Trying to decide what type of massage you need can be tricky – here’s a quick guide:

There are so many different types of massage around and many people choose based on these factors:

  • Location
  • Duration
  • Value

With therapeutic massage you tend to pay for how long you would like your massage to be whether it be a ten, thirty or sixty minute appointment.
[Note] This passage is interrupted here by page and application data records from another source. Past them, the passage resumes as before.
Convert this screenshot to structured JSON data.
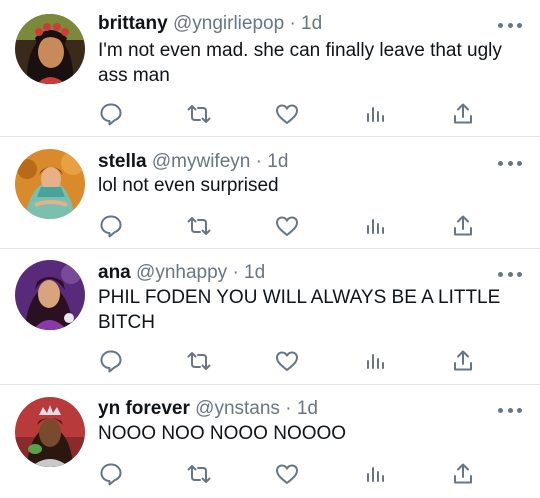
{
  "tweets": [
    {
      "name": "brittany",
      "handle": "@yngirliepop",
      "separator": "·",
      "time": "1d",
      "text": "I'm not even mad. she can finally leave that ugly ass man",
      "avatar": {
        "bg": "#4a1c1c",
        "skin": "#c98a5a",
        "hair": "#1a1010",
        "accent": "#d23a3a"
      }
    },
    {
      "name": "stella",
      "handle": "@mywifeyn",
      "separator": "·",
      "time": "1d",
      "text": "lol not even surprised",
      "avatar": {
        "bg": "#d98a2a",
        "skin": "#e6b088",
        "hair": "#6a3a18",
        "accent": "#4aa39a"
      }
    },
    {
      "name": "ana",
      "handle": "@ynhappy",
      "separator": "·",
      "time": "1d",
      "text": "PHIL FODEN YOU WILL ALWAYS BE A LITTLE BITCH",
      "avatar": {
        "bg": "#5a2a7a",
        "skin": "#d8a47e",
        "hair": "#2a1020",
        "accent": "#8a3aa8"
      }
    },
    {
      "name": "yn forever",
      "handle": "@ynstans",
      "separator": "·",
      "time": "1d",
      "text": "NOOO NOO NOOO NOOOO",
      "avatar": {
        "bg": "#b83a3a",
        "skin": "#7a4a2e",
        "hair": "#2a1810",
        "accent": "#c9c9c9"
      }
    }
  ],
  "icons": {
    "reply": "reply-icon",
    "retweet": "retweet-icon",
    "like": "like-icon",
    "views": "views-icon",
    "share": "share-icon",
    "more": "more-icon"
  },
  "colors": {
    "text": "#0f1419",
    "secondary": "#687684",
    "divider": "#e1e5e8"
  }
}
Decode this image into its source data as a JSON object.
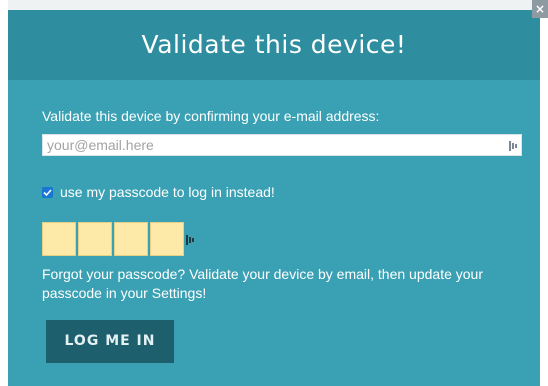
{
  "dialog": {
    "title": "Validate this device!",
    "close_label": "×",
    "prompt": "Validate this device by confirming your e-mail address:",
    "email": {
      "value": "",
      "placeholder": "your@email.here"
    },
    "passcode_option": {
      "checked": true,
      "label": "use my passcode to log in instead!"
    },
    "passcode_digits": [
      "",
      "",
      "",
      ""
    ],
    "forgot_text": "Forgot your passcode? Validate your device by email, then update your passcode in your Settings!",
    "login_button": "LOG ME IN"
  },
  "colors": {
    "modal_bg": "#3aa0b3",
    "header_bg": "#2e8d9f",
    "digit_bg": "#fde9a8",
    "button_bg": "#1e5f6e",
    "checkbox": "#1976d2"
  },
  "icons": {
    "close": "close-icon",
    "password_manager": "password-manager-icon",
    "check": "check-icon"
  }
}
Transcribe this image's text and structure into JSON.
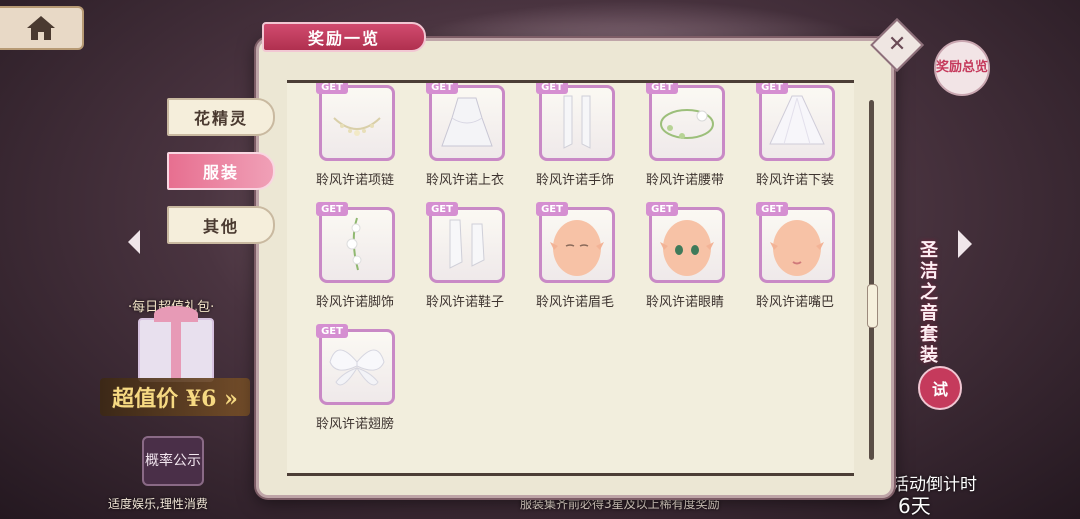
{
  "home": {
    "icon": "home-icon"
  },
  "left_panel": {
    "daily_gift_label": "·每日超值礼包·",
    "price_text": "超值价 ¥6 »",
    "probability_button": "概率公示",
    "moderation_notice": "适度娱乐,理性消费"
  },
  "right_panel": {
    "reward_overview_button": "奖励总览",
    "suit_name": "圣洁之音套装",
    "try_button": "试",
    "countdown_label": "活动倒计时",
    "countdown_value": "6天",
    "footnote": "服装集齐前必得3星及以上稀有度奖励"
  },
  "modal": {
    "title": "奖励一览",
    "close_icon": "close-x-icon",
    "categories": [
      {
        "label": "花精灵",
        "active": false
      },
      {
        "label": "服装",
        "active": true
      },
      {
        "label": "其他",
        "active": false
      }
    ],
    "badge_text": "GET",
    "items": [
      {
        "label": "聆风许诺项链",
        "icon": "necklace-icon"
      },
      {
        "label": "聆风许诺上衣",
        "icon": "dress-top-icon"
      },
      {
        "label": "聆风许诺手饰",
        "icon": "gloves-icon"
      },
      {
        "label": "聆风许诺腰带",
        "icon": "flower-belt-icon"
      },
      {
        "label": "聆风许诺下装",
        "icon": "skirt-icon"
      },
      {
        "label": "聆风许诺脚饰",
        "icon": "flower-anklet-icon"
      },
      {
        "label": "聆风许诺鞋子",
        "icon": "shoes-icon"
      },
      {
        "label": "聆风许诺眉毛",
        "icon": "eyebrows-face-icon"
      },
      {
        "label": "聆风许诺眼睛",
        "icon": "eyes-face-icon"
      },
      {
        "label": "聆风许诺嘴巴",
        "icon": "mouth-face-icon"
      },
      {
        "label": "聆风许诺翅膀",
        "icon": "wings-icon"
      }
    ]
  },
  "colors": {
    "accent_pink": "#d14b6f",
    "item_border": "#c989c6",
    "get_badge": "#d58fd1",
    "panel_bg": "#f2eedd"
  }
}
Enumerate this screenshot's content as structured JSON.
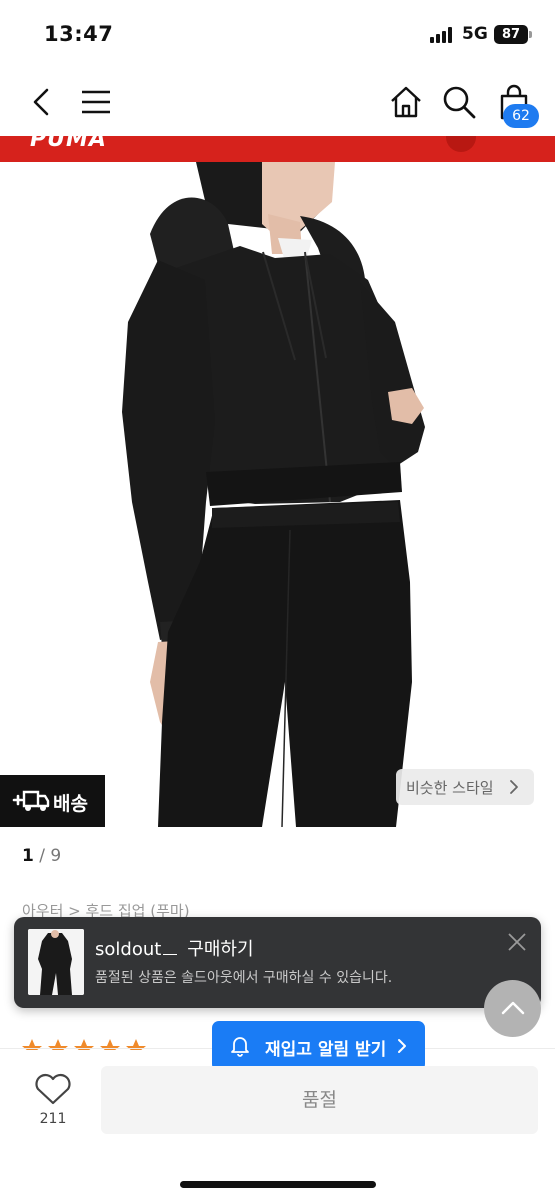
{
  "status_bar": {
    "time": "13:47",
    "network": "5G",
    "battery": "87"
  },
  "nav": {
    "cart_count": "62"
  },
  "hero": {
    "brand_text": "PUMA",
    "delivery_label": "배송",
    "similar_style_label": "비슷한 스타일"
  },
  "pager": {
    "current": "1",
    "separator": " / ",
    "total": "9"
  },
  "breadcrumb": "아우터 > 후드 집업 (푸마)",
  "popup": {
    "brand": "soldout",
    "action": "구매하기",
    "description": "품절된 상품은 솔드아웃에서 구매하실 수 있습니다."
  },
  "restock": {
    "label": "재입고 알림 받기"
  },
  "bottom_bar": {
    "like_count": "211",
    "soldout_label": "품절"
  },
  "colors": {
    "accent": "#1a7cf5",
    "brand_red": "#d6221c",
    "popup_bg": "#333436"
  },
  "icons": [
    "back-icon",
    "menu-icon",
    "home-icon",
    "search-icon",
    "cart-icon",
    "truck-icon",
    "chevron-right-icon",
    "close-icon",
    "bell-icon",
    "heart-icon",
    "arrow-up-icon"
  ]
}
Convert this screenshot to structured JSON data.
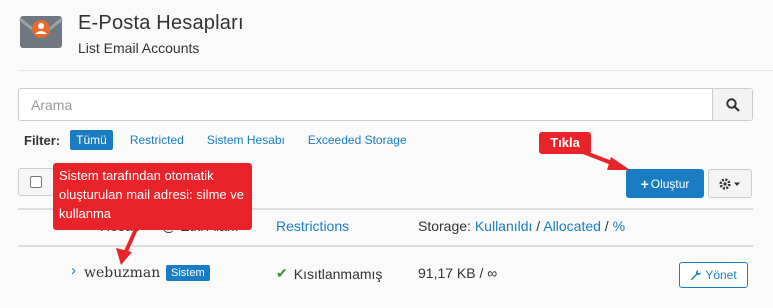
{
  "header": {
    "title": "E-Posta Hesapları",
    "subtitle": "List Email Accounts",
    "icon": "email-account-icon"
  },
  "search": {
    "placeholder": "Arama",
    "button_icon": "search-icon"
  },
  "filter": {
    "label": "Filter:",
    "options": [
      "Tümü",
      "Restricted",
      "Sistem Hesabı",
      "Exceeded Storage"
    ],
    "active": "Tümü"
  },
  "toolbar": {
    "create_label": "Oluştur",
    "create_icon": "plus-icon",
    "settings_icon": "gear-icon"
  },
  "columns": {
    "account": "Hesap",
    "domain": "@ Etki Alanı",
    "restrictions": "Restrictions",
    "storage_prefix": "Storage:",
    "storage_used": "Kullanıldı",
    "storage_allocated": "Allocated",
    "storage_percent": "%",
    "separator": " / "
  },
  "rows": [
    {
      "account": "webuzman",
      "badge": "Sistem",
      "restriction": "Kısıtlanmamış",
      "storage": "91,17 KB / ∞",
      "manage_label": "Yönet",
      "manage_icon": "wrench-icon"
    }
  ],
  "annotations": {
    "click_label": "Tıkla",
    "note": "Sistem tarafından otomatik oluşturulan mail adresi: silme ve kullanma",
    "color": "#e8232a"
  },
  "colors": {
    "accent": "#1a7dc4",
    "annotation": "#e8232a",
    "success": "#3a8e3a"
  }
}
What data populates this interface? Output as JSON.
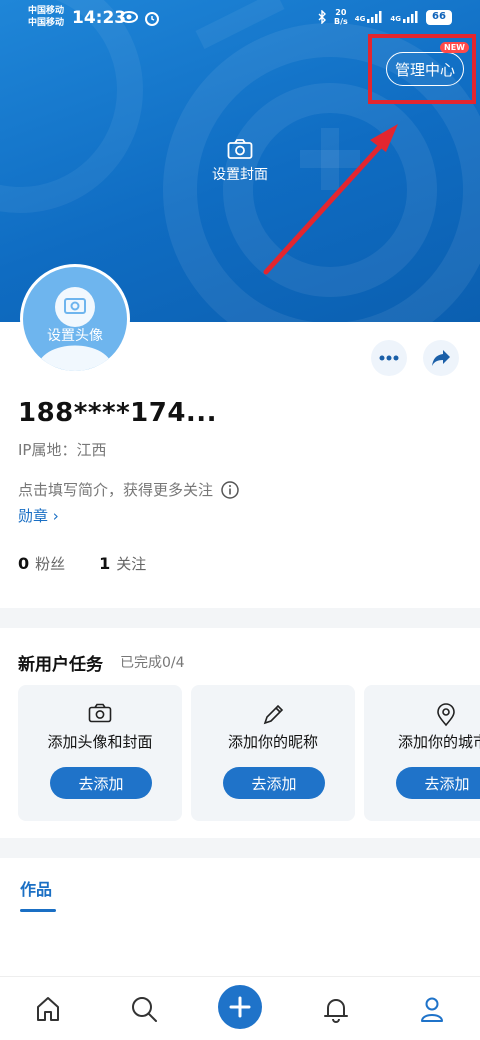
{
  "status_bar": {
    "carrier_1": "中国移动",
    "carrier_2": "中国移动",
    "time": "14:23",
    "net_speed_value": "20",
    "net_speed_unit": "B/s",
    "signal_1": "4G",
    "signal_2": "4G",
    "battery": "66"
  },
  "header": {
    "manage_button": "管理中心",
    "new_badge": "NEW",
    "set_cover": "设置封面"
  },
  "profile": {
    "avatar_label": "设置头像",
    "username": "188****174...",
    "ip_location": "IP属地：江西",
    "bio_prompt": "点击填写简介，获得更多关注",
    "badges_link": "勋章 ›",
    "followers_count": "0",
    "followers_label": "粉丝",
    "following_count": "1",
    "following_label": "关注"
  },
  "tasks": {
    "title": "新用户任务",
    "progress": "已完成0/4",
    "items": [
      {
        "label": "添加头像和封面",
        "button": "去添加",
        "icon": "camera-icon"
      },
      {
        "label": "添加你的昵称",
        "button": "去添加",
        "icon": "pencil-icon"
      },
      {
        "label": "添加你的城市",
        "button": "去添加",
        "icon": "location-pin-icon"
      }
    ]
  },
  "tabs": {
    "works": "作品"
  },
  "bottom_nav": {
    "items": [
      "home-icon",
      "search-icon",
      "plus-icon",
      "bell-icon",
      "profile-icon"
    ]
  },
  "colors": {
    "accent": "#1f73c9",
    "highlight": "#e3262f"
  }
}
Time is the only factor that really changes there are only subtle changes to the techniques used.

With deep tissue massage you will experience a more physical, hands on approach with deeper strokes and a greater variety of techniques.

With sports massage you will receive a combination many different techniques used in order to address your injuries, levels of pain, discomfort and rehabilitation.

Using the guide below now you can get a sense of the idea of what type of massage would best suit your needs and requirements.


At Freedom, our approach is to ensure you have chosen the right massage by understanding what you need and how long it will take to achieve it e.g. a 60 minute treatment is not the same as two 30 minute massages back to back as each massage has being carefully designed and planned.


A ten minute massage is ideal for a lunch time stress reduction.

  • Decrease the effects of hypertension by reducing muscle stress’s aches and strains
  • Used to locate and identify any more serious issue that require more intense therapy
  • A quick introduction into massage and to familiarise yourself with your practitioner

Quick and light techniques are used.

A ten minute massage can also be aimed at a particular limb to treat forms of tendonitis/tendonosis such as:

  • Tennis elbow
  • Golfers elbow
  • Runners knee

Book a ten minute massage


A thirty minute sports massage is usually carried out on either the upper or lower Torso.

Is designed to target soft tissue at a deeper level in order to help the body recovery by the fastest means possible:

  • To break down and remove any residual scar tissue
  • Increased blood flow
  • Increased joint range of motion (ROM)
  • Increased flexibility
  • Increased elimination of exercise waste products (lactic acid)
  • Decreased muscle tension
  • Decreased neurological excitability (nerves more relaxed)
  • Decreased chance of injury
  • Decreased recovery time between workouts

Book a thirty minute massage


A sixty minute session will either provide you with:

  • Full assessment and analysis
  • Full body deep tissue/sports massage
  • 30 minute massage + 30 minute rehabilitation to include Post Isometric Relaxation Stretches (PIR) Propriorceptive Neuromuscular Facilitation Stretches (PNF)
  • Kinesiology taping when required to assist with rehabilitation
  • Strength training advice as well as post care knowledge to keep you in check

Book a sixty minute massage


Propriorceptive Neuromuscular Facilitation Stretches (PNF):

PNF stretching (stands for “proprioceptive muscular facilitation”) has its roots in the 1940s and 50s, but remains one of the best stretching exercises to increase flexibility and range of motion.  There are two major categories of PNF stretching workouts, passive (without muscle contraction) and active (with muscle contraction).  The goal of PNF stretching, and what makes it different than other forms of stretching training is that PNF is designed to create muscular inhibition.

Post Isometric Relaxation Stretches (PIR)

Post isometric reflex, or PIR, stretching involves contracting a muscle isometrically before stretching it. This prestretch contraction results in a greater degree of muscle relaxation and makes stretching more effective.